It seemed like a great idea: a clothing line called “Jesus Surfed”. Whether or not Jesus ever surfed was not important to Michael Julius Anton. The name was catchy and unique, so he thought.
Anton wanted to register the name Jesus Surfed as a trademark in the US, but noticed he was beaten to it. An Italian jeans maker already registered the word “Jesus” as a trademark in 2007. The owner of Jesus Jeans has been defending its trademark vigorously ever since.
After suing “Jesus First”, “Sweet Jesus” and “Jesus Couture”, “Jesus Surfed” was next.
The trademark attorneys for Jesus Jeans merely state their client is trying to protect their brand value: “If somebody—small church or even a big church—wants to use ‘Jesus’ for printing a few T-shirts, we don’t care. But when companies like Mr. Anton’s seek to commercialize their products, that’s a concern”.
This US case comes at a time where the trademark ALLAH has been refused in the Benelux. The trademark was applied for, amongst others, clothing. The Benelux Trademarks Office did, however, refuse the mark based on the fact that it lacked distinctiveness. Remarkably enough, the Trademark Office did not refuse the mark based on moral grounds, which they could have. It is disputable whether “Jesus” can be a trademark or not. Why not? If a generic term like “Apple” can be a trademark, why can’t “Jesus”?

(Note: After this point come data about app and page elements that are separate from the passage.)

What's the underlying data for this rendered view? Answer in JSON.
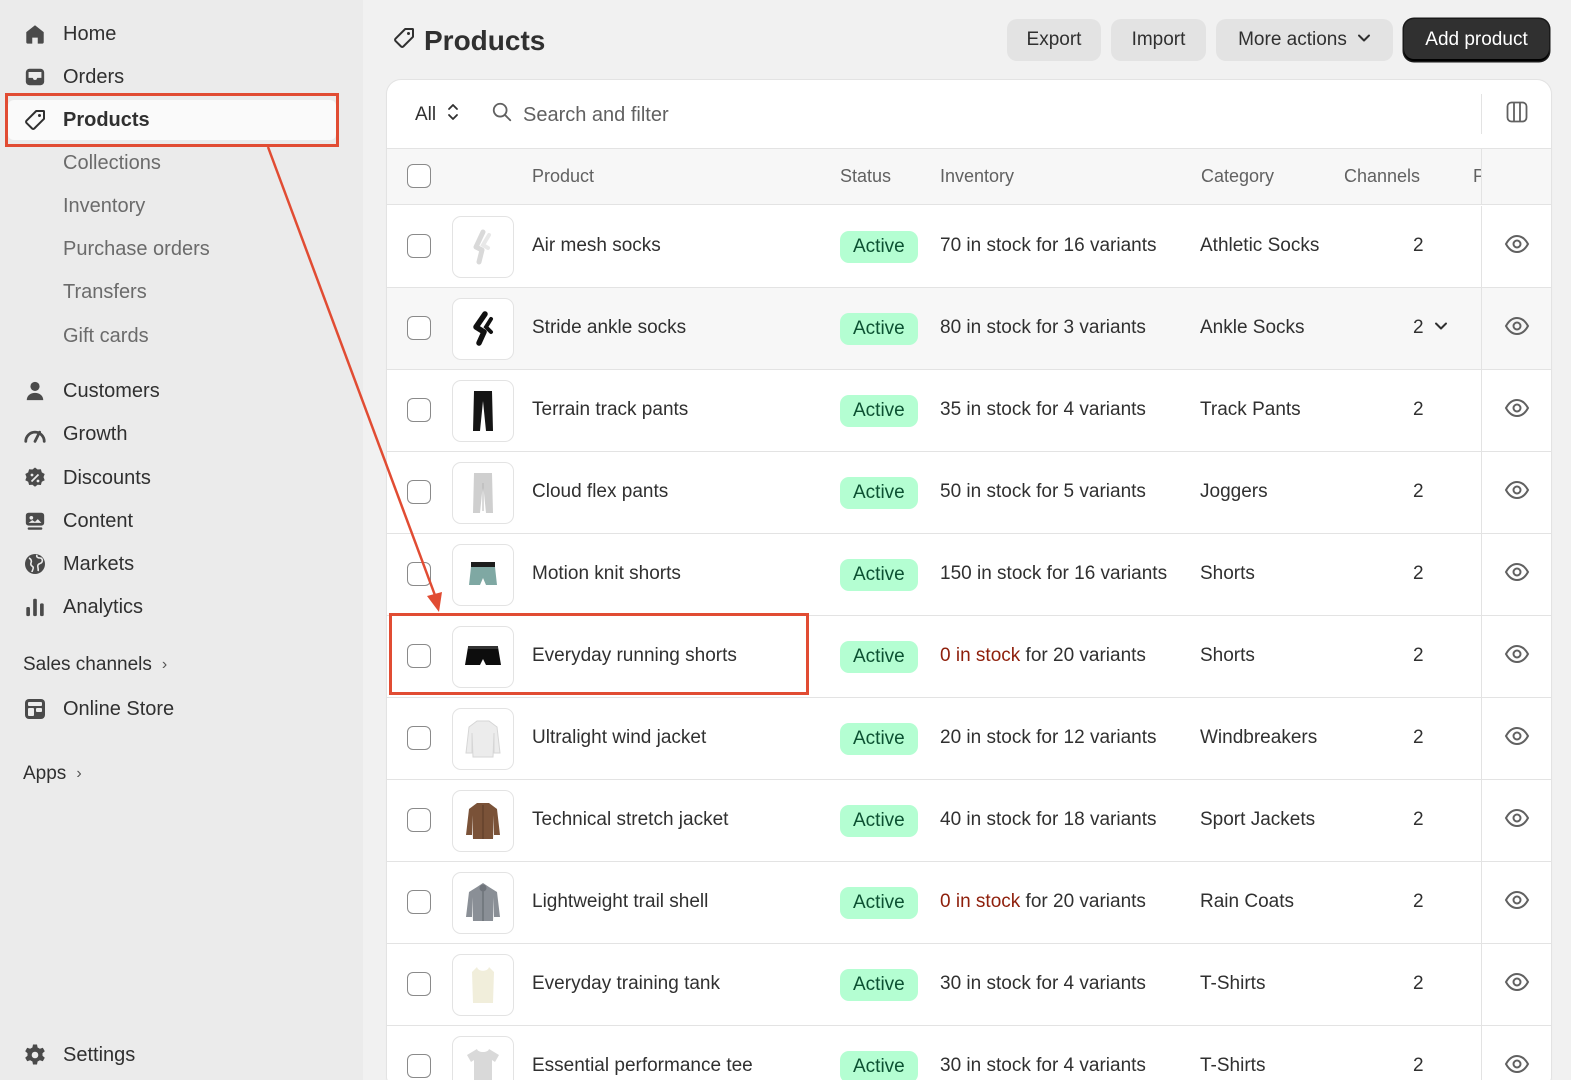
{
  "sidebar": {
    "nav": [
      {
        "id": "home",
        "label": "Home",
        "icon": "home-icon"
      },
      {
        "id": "orders",
        "label": "Orders",
        "icon": "inbox-icon"
      },
      {
        "id": "products",
        "label": "Products",
        "icon": "tag-icon",
        "active": true
      }
    ],
    "sub": [
      "Collections",
      "Inventory",
      "Purchase orders",
      "Transfers",
      "Gift cards"
    ],
    "main": [
      {
        "id": "customers",
        "label": "Customers",
        "icon": "person-icon"
      },
      {
        "id": "growth",
        "label": "Growth",
        "icon": "gauge-icon"
      },
      {
        "id": "discounts",
        "label": "Discounts",
        "icon": "discount-icon"
      },
      {
        "id": "content",
        "label": "Content",
        "icon": "content-icon"
      },
      {
        "id": "markets",
        "label": "Markets",
        "icon": "globe-icon"
      },
      {
        "id": "analytics",
        "label": "Analytics",
        "icon": "bar-chart-icon"
      }
    ],
    "sales_channels_label": "Sales channels",
    "online_store_label": "Online Store",
    "apps_label": "Apps",
    "settings_label": "Settings"
  },
  "header": {
    "title": "Products",
    "export_label": "Export",
    "import_label": "Import",
    "more_actions_label": "More actions",
    "add_product_label": "Add product"
  },
  "filter": {
    "view_label": "All",
    "search_placeholder": "Search and filter"
  },
  "table": {
    "columns": {
      "product": "Product",
      "status": "Status",
      "inventory": "Inventory",
      "category": "Category",
      "channels": "Channels",
      "extra": "P"
    },
    "rows": [
      {
        "name": "Air mesh socks",
        "status": "Active",
        "stock": "70 in stock",
        "variants": " for 16 variants",
        "zero": false,
        "category": "Athletic Socks",
        "channels": "2",
        "thumb": "sock-light"
      },
      {
        "name": "Stride ankle socks",
        "status": "Active",
        "stock": "80 in stock",
        "variants": " for 3 variants",
        "zero": false,
        "category": "Ankle Socks",
        "channels": "2",
        "thumb": "sock-dark",
        "hover": true,
        "dropdown": true
      },
      {
        "name": "Terrain track pants",
        "status": "Active",
        "stock": "35 in stock",
        "variants": " for 4 variants",
        "zero": false,
        "category": "Track Pants",
        "channels": "2",
        "thumb": "pants-dark"
      },
      {
        "name": "Cloud flex pants",
        "status": "Active",
        "stock": "50 in stock",
        "variants": " for 5 variants",
        "zero": false,
        "category": "Joggers",
        "channels": "2",
        "thumb": "pants-light"
      },
      {
        "name": "Motion knit shorts",
        "status": "Active",
        "stock": "150 in stock",
        "variants": " for 16 variants",
        "zero": false,
        "category": "Shorts",
        "channels": "2",
        "thumb": "shorts-teal"
      },
      {
        "name": "Everyday running shorts",
        "status": "Active",
        "stock": "0 in stock",
        "variants": " for 20 variants",
        "zero": true,
        "category": "Shorts",
        "channels": "2",
        "thumb": "shorts-black"
      },
      {
        "name": "Ultralight wind jacket",
        "status": "Active",
        "stock": "20 in stock",
        "variants": " for 12 variants",
        "zero": false,
        "category": "Windbreakers",
        "channels": "2",
        "thumb": "jacket-white"
      },
      {
        "name": "Technical stretch jacket",
        "status": "Active",
        "stock": "40 in stock",
        "variants": " for 18 variants",
        "zero": false,
        "category": "Sport Jackets",
        "channels": "2",
        "thumb": "jacket-brown"
      },
      {
        "name": "Lightweight trail shell",
        "status": "Active",
        "stock": "0 in stock",
        "variants": " for 20 variants",
        "zero": true,
        "category": "Rain Coats",
        "channels": "2",
        "thumb": "jacket-grey"
      },
      {
        "name": "Everyday training tank",
        "status": "Active",
        "stock": "30 in stock",
        "variants": " for 4 variants",
        "zero": false,
        "category": "T-Shirts",
        "channels": "2",
        "thumb": "tank-cream"
      },
      {
        "name": "Essential performance tee",
        "status": "Active",
        "stock": "30 in stock",
        "variants": " for 4 variants",
        "zero": false,
        "category": "T-Shirts",
        "channels": "2",
        "thumb": "tee-grey"
      }
    ]
  },
  "colors": {
    "annotation": "#e14c33",
    "badge_bg": "#b4fed2",
    "badge_text": "#0c5132",
    "zero_stock": "#8e1f0b"
  }
}
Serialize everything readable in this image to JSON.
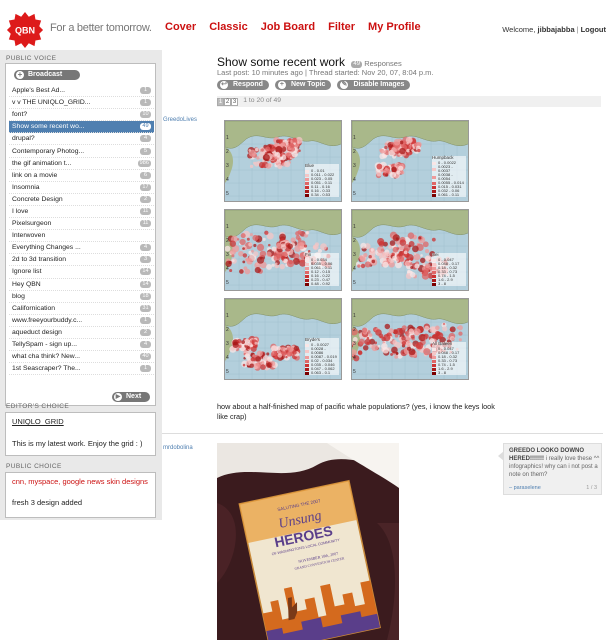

It remains an interesting question: from a legal point of view (MarkMatters.com is of the opinion that a word like “Jesus” can be claimed as a trademark in certain circumstances), as well as from a general point of view. Should a name like “Jesus” be kept free from any and all commercial exploitation? If so, then what about trademarks like Shiva (the Indian goddess) or The Buddah Bar?
Discussion on this topic can have biblical proportions, so let’s have your comments!